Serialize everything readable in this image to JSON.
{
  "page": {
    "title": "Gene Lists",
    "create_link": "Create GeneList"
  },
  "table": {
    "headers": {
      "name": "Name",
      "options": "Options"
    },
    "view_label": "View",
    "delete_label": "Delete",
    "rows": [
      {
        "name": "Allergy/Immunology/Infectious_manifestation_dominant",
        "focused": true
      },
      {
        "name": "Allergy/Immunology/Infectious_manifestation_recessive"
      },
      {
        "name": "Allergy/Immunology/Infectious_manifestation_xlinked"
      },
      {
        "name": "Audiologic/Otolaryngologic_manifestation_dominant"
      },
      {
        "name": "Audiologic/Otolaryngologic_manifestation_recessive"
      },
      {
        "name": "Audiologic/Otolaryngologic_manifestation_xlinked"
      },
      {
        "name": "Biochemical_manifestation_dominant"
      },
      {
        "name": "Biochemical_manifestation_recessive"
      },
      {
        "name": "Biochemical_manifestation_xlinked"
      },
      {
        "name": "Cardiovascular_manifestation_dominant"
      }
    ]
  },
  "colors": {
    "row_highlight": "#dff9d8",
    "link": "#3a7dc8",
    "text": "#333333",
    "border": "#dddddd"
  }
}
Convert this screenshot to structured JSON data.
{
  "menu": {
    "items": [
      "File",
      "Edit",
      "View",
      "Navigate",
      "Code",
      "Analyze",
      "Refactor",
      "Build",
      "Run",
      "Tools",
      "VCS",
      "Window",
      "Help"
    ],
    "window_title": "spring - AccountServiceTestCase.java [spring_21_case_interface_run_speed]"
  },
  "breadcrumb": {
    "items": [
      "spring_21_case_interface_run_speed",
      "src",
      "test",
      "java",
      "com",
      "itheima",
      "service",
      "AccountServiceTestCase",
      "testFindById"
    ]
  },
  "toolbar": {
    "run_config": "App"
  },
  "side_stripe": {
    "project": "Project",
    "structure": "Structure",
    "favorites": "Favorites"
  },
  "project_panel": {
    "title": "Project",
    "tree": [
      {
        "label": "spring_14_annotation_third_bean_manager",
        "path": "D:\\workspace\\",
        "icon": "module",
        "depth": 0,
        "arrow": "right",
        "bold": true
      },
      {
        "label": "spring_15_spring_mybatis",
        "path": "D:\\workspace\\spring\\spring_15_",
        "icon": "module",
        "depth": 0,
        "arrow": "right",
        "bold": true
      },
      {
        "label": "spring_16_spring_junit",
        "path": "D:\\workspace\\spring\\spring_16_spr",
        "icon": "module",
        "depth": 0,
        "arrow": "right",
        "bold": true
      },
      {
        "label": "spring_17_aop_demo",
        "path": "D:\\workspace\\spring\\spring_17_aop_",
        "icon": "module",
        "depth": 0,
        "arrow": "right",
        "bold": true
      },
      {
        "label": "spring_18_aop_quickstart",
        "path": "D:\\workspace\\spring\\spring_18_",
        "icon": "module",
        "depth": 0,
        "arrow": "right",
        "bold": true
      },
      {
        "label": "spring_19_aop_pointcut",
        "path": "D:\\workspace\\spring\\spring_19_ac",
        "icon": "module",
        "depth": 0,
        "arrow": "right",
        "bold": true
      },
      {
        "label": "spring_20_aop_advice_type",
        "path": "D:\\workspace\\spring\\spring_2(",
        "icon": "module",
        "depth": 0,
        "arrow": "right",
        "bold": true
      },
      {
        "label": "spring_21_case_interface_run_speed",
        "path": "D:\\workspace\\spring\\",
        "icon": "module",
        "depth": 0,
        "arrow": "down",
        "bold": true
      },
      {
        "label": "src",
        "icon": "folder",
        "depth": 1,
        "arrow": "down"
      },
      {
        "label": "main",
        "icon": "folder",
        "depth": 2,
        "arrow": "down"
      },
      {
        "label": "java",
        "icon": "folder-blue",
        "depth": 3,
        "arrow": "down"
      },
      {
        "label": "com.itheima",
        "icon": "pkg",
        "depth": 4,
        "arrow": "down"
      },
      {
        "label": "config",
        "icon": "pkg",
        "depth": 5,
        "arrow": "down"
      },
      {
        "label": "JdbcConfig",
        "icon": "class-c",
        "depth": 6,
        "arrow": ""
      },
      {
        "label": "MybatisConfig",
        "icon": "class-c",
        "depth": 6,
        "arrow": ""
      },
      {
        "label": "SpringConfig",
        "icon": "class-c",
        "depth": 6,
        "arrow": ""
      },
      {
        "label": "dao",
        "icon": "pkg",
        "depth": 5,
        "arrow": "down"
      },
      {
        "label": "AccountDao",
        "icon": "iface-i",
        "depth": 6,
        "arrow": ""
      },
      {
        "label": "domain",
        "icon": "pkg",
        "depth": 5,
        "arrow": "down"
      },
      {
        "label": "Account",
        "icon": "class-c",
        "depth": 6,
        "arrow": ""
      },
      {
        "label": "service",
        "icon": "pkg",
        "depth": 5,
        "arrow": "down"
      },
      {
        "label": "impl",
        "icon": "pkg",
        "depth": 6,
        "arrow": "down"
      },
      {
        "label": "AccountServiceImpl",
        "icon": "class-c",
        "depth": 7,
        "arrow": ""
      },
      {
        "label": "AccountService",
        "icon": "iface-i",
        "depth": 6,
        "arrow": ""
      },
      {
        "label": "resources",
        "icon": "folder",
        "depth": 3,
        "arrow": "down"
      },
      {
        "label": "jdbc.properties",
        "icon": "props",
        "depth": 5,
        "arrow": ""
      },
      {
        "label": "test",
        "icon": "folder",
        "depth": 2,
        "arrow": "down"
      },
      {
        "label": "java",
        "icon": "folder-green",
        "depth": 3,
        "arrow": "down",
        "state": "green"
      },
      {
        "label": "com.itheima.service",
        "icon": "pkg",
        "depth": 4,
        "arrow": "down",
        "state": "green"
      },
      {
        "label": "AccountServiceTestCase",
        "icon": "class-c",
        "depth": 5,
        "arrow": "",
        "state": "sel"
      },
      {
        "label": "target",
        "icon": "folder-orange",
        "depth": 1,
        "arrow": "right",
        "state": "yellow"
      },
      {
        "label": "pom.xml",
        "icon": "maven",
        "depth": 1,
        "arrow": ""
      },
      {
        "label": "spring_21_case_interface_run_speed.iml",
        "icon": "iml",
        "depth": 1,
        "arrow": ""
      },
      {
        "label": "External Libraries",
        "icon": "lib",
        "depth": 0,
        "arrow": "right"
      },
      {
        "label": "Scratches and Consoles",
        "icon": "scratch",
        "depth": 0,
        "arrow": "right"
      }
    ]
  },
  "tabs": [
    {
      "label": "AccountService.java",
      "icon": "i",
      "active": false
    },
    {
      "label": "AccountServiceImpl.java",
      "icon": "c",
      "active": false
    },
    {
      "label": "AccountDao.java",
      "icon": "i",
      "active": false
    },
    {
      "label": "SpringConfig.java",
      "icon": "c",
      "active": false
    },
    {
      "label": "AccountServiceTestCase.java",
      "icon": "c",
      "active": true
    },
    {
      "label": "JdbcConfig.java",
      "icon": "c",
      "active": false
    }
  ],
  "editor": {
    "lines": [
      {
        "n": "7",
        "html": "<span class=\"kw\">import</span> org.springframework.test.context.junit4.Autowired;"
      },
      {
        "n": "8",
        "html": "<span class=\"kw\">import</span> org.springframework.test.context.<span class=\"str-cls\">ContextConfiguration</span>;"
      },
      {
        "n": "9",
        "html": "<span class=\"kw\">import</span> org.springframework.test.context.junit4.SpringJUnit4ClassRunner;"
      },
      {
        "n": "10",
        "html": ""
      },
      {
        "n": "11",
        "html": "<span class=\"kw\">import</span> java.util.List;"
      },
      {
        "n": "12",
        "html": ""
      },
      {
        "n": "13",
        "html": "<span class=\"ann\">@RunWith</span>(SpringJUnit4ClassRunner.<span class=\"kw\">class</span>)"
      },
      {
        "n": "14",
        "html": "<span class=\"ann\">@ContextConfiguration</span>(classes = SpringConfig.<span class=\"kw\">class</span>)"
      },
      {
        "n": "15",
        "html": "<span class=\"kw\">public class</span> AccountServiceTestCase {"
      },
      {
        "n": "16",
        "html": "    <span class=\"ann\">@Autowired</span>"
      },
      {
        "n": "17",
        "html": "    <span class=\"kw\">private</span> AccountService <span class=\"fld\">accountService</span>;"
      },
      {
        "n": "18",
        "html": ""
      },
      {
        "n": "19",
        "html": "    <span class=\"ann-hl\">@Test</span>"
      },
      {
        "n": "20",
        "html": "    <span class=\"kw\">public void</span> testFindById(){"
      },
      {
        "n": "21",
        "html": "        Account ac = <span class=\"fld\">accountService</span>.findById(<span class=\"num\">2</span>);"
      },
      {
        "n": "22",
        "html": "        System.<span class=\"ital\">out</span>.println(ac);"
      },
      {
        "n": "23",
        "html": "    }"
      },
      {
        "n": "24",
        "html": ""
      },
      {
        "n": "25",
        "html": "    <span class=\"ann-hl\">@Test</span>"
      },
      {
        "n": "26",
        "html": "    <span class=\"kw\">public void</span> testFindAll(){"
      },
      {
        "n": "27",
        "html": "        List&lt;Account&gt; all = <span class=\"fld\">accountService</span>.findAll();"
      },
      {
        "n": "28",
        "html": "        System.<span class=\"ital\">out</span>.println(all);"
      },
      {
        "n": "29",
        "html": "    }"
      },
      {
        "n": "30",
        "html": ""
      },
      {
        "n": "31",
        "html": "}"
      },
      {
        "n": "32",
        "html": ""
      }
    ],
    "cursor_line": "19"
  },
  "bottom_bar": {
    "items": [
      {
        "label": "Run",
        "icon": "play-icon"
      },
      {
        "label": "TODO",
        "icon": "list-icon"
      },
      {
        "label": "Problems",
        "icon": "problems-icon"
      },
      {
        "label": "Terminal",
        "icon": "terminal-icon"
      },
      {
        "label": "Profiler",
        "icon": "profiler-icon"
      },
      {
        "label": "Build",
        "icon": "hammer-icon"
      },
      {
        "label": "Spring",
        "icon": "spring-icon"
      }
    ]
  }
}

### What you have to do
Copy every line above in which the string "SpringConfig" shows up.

### Completed task
        "label": "SpringConfig",
      "label": "SpringConfig.java",
        "html": "<span class=\"ann\">@ContextConfiguration</span>(classes = SpringConfig.<span class=\"kw\">class</span>)"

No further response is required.